▶ [Exercise objective]: In the data below, find each line carrying the string "icon" and copy it out.

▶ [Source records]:
*** Begin section ***

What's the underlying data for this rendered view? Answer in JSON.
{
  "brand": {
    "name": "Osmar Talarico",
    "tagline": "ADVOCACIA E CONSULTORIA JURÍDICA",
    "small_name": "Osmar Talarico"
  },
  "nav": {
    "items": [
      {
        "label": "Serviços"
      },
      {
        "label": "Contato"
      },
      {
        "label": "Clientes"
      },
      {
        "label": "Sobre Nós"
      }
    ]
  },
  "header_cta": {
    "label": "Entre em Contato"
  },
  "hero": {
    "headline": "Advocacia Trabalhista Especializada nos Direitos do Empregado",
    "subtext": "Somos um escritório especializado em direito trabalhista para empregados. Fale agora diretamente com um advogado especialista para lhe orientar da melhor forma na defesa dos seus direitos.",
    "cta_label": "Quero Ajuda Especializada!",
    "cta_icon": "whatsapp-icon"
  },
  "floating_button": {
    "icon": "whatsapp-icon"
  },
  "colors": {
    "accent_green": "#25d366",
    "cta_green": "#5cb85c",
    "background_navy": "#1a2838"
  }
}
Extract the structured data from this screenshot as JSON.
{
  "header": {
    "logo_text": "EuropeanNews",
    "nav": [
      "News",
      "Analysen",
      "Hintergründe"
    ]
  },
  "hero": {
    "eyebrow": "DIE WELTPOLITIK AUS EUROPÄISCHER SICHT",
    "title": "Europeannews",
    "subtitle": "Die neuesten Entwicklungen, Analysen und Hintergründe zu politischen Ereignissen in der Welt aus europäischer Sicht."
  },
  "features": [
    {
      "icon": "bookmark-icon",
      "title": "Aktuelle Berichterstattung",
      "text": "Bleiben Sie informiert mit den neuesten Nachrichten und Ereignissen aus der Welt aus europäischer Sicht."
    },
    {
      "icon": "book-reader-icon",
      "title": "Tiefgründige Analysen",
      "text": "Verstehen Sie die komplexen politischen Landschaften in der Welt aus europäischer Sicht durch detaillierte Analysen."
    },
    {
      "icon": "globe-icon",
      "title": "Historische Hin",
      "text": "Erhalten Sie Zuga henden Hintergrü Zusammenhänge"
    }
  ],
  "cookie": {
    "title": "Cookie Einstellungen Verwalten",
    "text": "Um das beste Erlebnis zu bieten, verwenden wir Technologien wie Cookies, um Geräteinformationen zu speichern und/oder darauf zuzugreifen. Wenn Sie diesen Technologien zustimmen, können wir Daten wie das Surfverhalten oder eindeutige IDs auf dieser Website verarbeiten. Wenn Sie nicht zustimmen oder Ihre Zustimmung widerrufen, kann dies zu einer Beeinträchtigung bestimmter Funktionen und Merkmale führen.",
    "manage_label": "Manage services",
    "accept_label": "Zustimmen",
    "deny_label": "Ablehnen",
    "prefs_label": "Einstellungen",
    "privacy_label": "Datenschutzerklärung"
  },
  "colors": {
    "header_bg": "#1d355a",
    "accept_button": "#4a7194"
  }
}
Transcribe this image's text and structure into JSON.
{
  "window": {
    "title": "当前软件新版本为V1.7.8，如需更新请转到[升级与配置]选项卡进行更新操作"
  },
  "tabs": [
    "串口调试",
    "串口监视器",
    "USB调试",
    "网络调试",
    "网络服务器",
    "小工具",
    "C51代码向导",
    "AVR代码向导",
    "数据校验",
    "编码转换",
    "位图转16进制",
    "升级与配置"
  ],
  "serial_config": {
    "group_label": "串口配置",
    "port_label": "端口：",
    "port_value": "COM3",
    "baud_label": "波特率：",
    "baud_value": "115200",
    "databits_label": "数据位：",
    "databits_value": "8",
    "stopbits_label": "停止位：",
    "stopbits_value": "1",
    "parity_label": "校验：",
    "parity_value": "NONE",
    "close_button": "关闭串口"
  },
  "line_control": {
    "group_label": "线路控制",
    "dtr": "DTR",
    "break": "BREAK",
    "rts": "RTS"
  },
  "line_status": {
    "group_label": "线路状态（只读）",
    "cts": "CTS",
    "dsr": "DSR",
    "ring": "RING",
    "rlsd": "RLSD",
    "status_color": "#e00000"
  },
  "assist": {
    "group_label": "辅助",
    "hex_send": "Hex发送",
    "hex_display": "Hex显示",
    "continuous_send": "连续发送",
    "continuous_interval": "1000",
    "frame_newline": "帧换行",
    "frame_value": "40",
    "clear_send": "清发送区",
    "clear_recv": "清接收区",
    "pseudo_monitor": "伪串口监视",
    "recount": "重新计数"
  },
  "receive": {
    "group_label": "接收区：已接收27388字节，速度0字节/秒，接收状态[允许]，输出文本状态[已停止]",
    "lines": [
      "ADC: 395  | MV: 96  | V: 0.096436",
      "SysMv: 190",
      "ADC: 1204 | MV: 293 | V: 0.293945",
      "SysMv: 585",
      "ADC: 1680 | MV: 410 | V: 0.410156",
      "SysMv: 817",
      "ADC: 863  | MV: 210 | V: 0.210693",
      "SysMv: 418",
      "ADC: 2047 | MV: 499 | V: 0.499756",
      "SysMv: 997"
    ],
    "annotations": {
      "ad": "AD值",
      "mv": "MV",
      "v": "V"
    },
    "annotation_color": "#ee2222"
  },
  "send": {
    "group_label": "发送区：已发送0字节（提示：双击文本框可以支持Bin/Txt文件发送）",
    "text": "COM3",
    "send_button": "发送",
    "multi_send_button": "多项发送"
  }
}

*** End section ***

▶ [Written response]:
    "cta_icon": "whatsapp-icon"
    "icon": "whatsapp-icon"
      "icon": "bookmark-icon",
      "icon": "book-reader-icon",
      "icon": "globe-icon",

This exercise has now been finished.